YOUR OBJECTIVE →
Which of the lines in the data below contain the string "false"? Copy each of them.

Dataset rows describing interfaces:
——————————
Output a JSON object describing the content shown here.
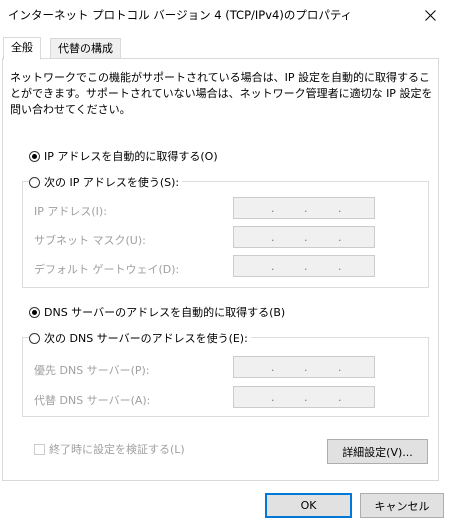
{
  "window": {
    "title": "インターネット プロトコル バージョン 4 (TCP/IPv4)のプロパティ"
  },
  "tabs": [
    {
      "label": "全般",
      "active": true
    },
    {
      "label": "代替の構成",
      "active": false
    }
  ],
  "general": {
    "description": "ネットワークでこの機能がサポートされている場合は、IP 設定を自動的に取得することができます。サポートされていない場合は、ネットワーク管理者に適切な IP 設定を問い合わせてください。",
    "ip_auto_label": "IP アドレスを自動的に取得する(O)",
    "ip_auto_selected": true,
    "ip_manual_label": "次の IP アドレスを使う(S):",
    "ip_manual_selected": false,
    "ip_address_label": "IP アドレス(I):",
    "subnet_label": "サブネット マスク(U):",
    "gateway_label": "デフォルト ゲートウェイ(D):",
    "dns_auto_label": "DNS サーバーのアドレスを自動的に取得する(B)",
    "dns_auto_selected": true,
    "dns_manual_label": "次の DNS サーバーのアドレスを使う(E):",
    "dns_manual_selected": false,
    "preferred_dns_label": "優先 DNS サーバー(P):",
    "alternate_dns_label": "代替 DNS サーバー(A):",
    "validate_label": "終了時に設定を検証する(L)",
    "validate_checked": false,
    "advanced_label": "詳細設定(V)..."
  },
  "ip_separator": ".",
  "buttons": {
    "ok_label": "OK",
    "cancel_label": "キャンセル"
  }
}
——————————
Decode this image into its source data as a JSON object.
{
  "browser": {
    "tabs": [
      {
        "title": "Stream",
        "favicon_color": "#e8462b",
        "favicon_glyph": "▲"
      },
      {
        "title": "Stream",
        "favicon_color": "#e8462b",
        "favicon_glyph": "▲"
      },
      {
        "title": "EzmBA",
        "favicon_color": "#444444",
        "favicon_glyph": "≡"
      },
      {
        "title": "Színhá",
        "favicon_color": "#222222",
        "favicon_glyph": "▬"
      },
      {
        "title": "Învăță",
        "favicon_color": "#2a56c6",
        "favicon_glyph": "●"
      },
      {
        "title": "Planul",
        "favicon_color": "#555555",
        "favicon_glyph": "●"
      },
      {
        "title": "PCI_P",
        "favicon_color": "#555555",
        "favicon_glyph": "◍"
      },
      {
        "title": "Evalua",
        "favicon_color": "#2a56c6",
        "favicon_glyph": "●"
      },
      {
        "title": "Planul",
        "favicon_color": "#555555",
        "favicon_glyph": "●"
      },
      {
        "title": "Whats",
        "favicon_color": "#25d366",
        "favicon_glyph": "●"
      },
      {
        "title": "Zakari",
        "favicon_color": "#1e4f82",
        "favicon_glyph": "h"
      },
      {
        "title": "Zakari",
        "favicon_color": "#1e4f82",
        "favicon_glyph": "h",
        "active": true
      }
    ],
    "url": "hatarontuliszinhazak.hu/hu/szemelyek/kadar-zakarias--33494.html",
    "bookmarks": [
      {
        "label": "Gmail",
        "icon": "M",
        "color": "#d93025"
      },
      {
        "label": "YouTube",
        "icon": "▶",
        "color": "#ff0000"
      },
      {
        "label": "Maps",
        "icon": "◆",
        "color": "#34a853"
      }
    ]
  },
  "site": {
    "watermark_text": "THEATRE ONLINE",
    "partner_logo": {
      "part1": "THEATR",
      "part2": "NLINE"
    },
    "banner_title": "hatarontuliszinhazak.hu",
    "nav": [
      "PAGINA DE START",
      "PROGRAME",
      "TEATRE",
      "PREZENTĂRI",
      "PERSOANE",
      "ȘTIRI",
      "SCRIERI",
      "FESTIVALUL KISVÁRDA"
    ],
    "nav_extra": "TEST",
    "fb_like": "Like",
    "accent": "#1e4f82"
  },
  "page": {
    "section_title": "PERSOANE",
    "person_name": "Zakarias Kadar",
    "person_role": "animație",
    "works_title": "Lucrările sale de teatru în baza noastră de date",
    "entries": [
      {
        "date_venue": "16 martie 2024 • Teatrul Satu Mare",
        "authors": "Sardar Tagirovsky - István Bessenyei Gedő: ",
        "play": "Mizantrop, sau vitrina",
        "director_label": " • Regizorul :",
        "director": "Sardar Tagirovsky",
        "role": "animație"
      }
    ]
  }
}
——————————
EXERCISE OUTPUT →
      "active": false
    "ip_manual_selected": false,
    "dns_manual_selected": false,
    "validate_checked": false,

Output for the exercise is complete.